Highlander Drivetrain Differences
The 2007 Highlander had a 3.3 liter V6 and a 5-speed automatic transmission. It is fine when tooling around, and if you need to floor the gas it roars ahead. It is a quick and powerful car. However, its engine seems to have steps in the rev band due to its early variable valve timing and other reasons. The new 2014 Highlander uses the same drivetrain as the Lexus RX 350. That means a silky-smooth 3.5 liter V6 (it is a different engine, not a larger version of the old 2007). It also has a 6-speed automatic. In my opinion there is simply not a better drivetrain in the US market for a family vehicle this size. Who cares what I think? Look at the sales numbers and you will see the Lexus RX 350 dominates the luxury class sales for vehicles this size and this is its drivetrain. The outgoing, second generation Highlander, used the newer 3.5 liter V6, but did not have the same transmission as the Lexus.
Old vs. New Highlander Pricing and Value
The vehicle I bought in '07 was very close to the new 2014 Highlander XLE in terms of content.

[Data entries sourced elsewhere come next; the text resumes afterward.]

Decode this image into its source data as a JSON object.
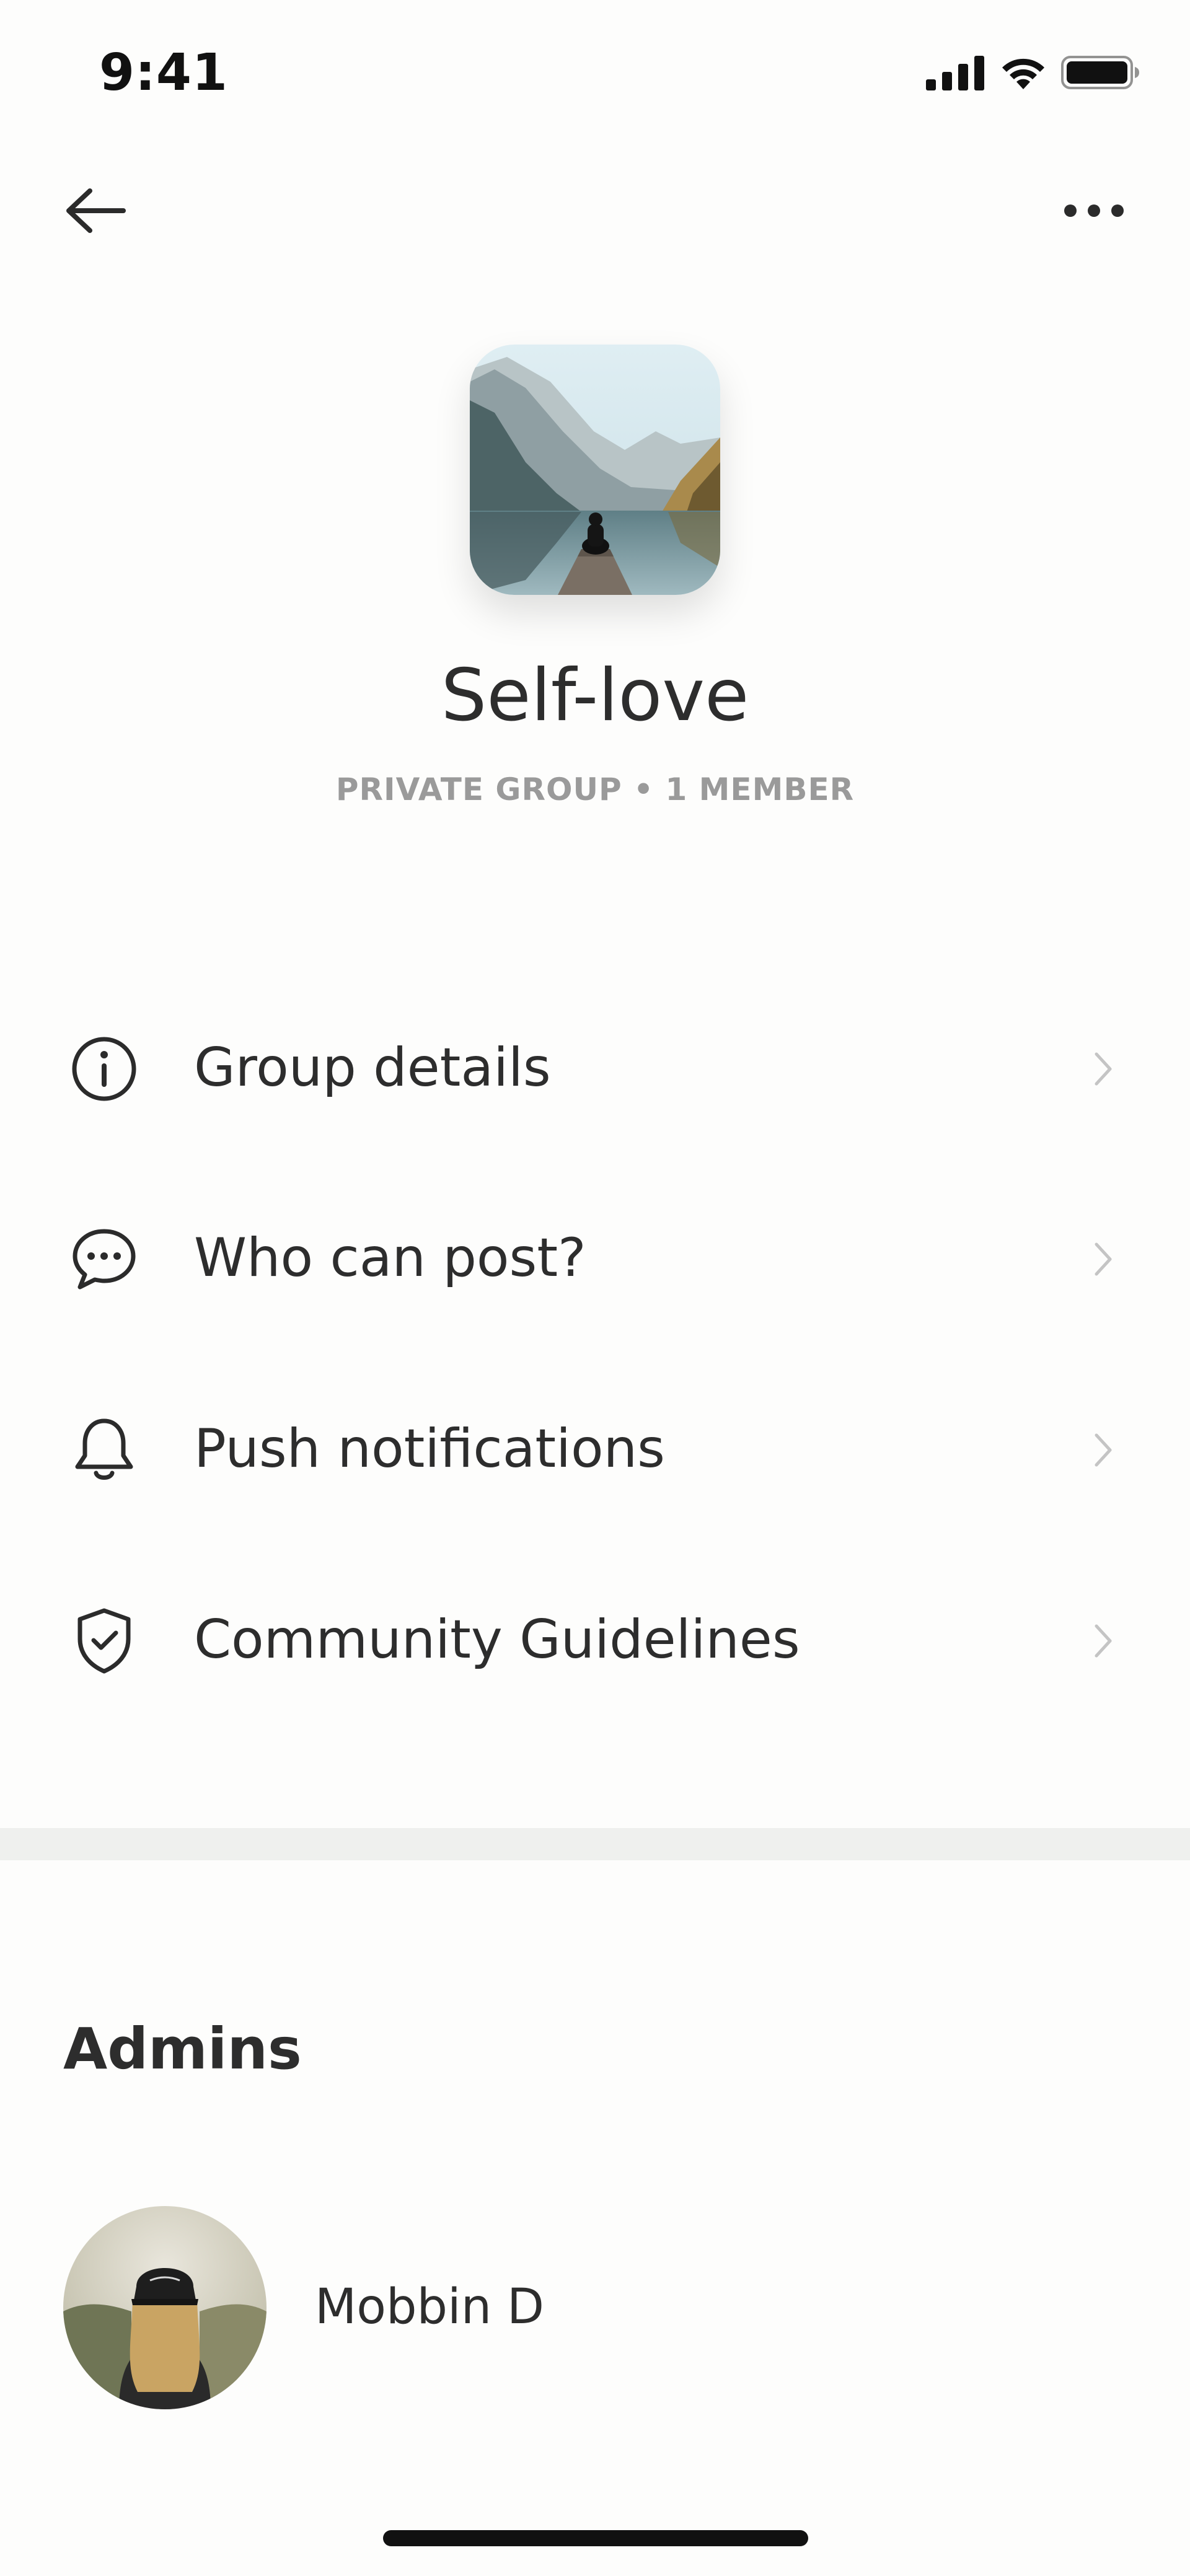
{
  "status_bar": {
    "time": "9:41"
  },
  "nav": {
    "back_icon": "arrow-left-icon",
    "more_icon": "more-horizontal-icon"
  },
  "group": {
    "title": "Self-love",
    "subtitle": "PRIVATE GROUP • 1 MEMBER"
  },
  "menu": {
    "items": [
      {
        "label": "Group details",
        "icon": "info-icon"
      },
      {
        "label": "Who can post?",
        "icon": "chat-bubble-icon"
      },
      {
        "label": "Push notifications",
        "icon": "bell-icon"
      },
      {
        "label": "Community Guidelines",
        "icon": "shield-check-icon"
      }
    ]
  },
  "admins": {
    "heading": "Admins",
    "list": [
      {
        "name": "Mobbin D"
      }
    ]
  }
}
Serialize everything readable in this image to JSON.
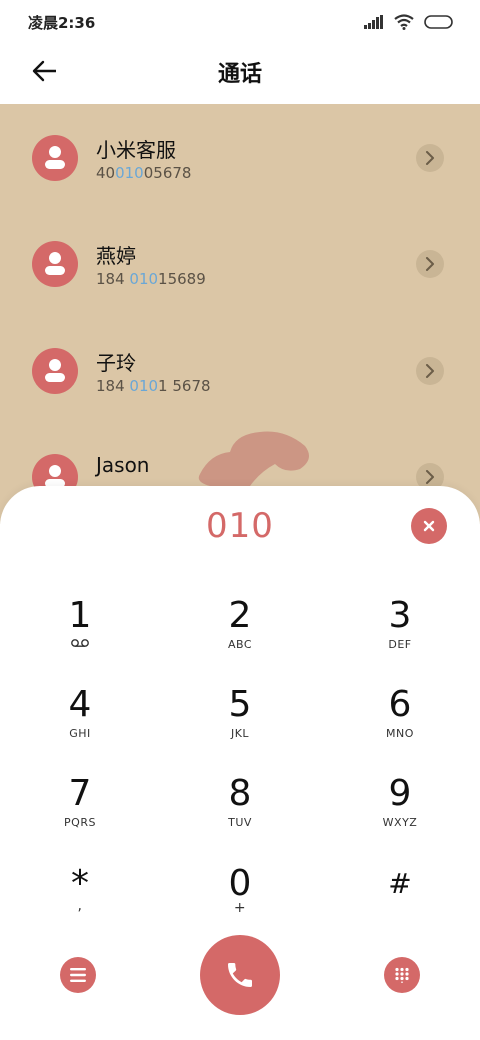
{
  "status": {
    "time": "凌晨2:36"
  },
  "header": {
    "title": "通话"
  },
  "contacts": [
    {
      "name": "小米客服",
      "num_pre": "40",
      "num_hl": "010",
      "num_post": "05678"
    },
    {
      "name": "燕婷",
      "num_pre": "184 ",
      "num_hl": "010",
      "num_post": "15689"
    },
    {
      "name": "子玲",
      "num_pre": "184 ",
      "num_hl": "010",
      "num_post": "1 5678"
    },
    {
      "name": "Jason",
      "num_pre": "",
      "num_hl": "",
      "num_post": ""
    }
  ],
  "dialpad": {
    "entered": "010",
    "keys": [
      {
        "digit": "1",
        "letters": ""
      },
      {
        "digit": "2",
        "letters": "ABC"
      },
      {
        "digit": "3",
        "letters": "DEF"
      },
      {
        "digit": "4",
        "letters": "GHI"
      },
      {
        "digit": "5",
        "letters": "JKL"
      },
      {
        "digit": "6",
        "letters": "MNO"
      },
      {
        "digit": "7",
        "letters": "PQRS"
      },
      {
        "digit": "8",
        "letters": "TUV"
      },
      {
        "digit": "9",
        "letters": "WXYZ"
      },
      {
        "digit": "*",
        "letters": ","
      },
      {
        "digit": "0",
        "letters": "+"
      },
      {
        "digit": "#",
        "letters": ""
      }
    ]
  },
  "icons": {
    "back": "arrow-left-icon",
    "signal": "signal-icon",
    "wifi": "wifi-icon",
    "battery": "battery-icon",
    "person": "person-icon",
    "chevron": "chevron-right-icon",
    "voicemail": "voicemail-icon",
    "clear": "close-icon",
    "menu": "menu-icon",
    "call": "phone-icon",
    "keypad": "keypad-icon"
  },
  "colors": {
    "accent": "#d46968",
    "list_bg": "#dbc6a6",
    "highlight": "#6aa7d6"
  }
}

Both were meant to be the "value" Highlander. My buy price in early 2007 was $28K. If you shop the new 2014 XLE you will pay about $36K now. Draw your own conclusions about the value of the dollar and inflation, but the new vehicle has the following added content: Heated leather seats. Dramatically better infotainment including a navigation system. Many more optional safety systems (but not at that price).
The 2007 Highlander was one of the best family vehicles of its time. The 2014 Toyota Highlander XLE is now larger, safer, more fuel economical, more refined, and comes with all the content most people will want. The new Highlander should be a top consideration for any family looking for a vehicle in this class.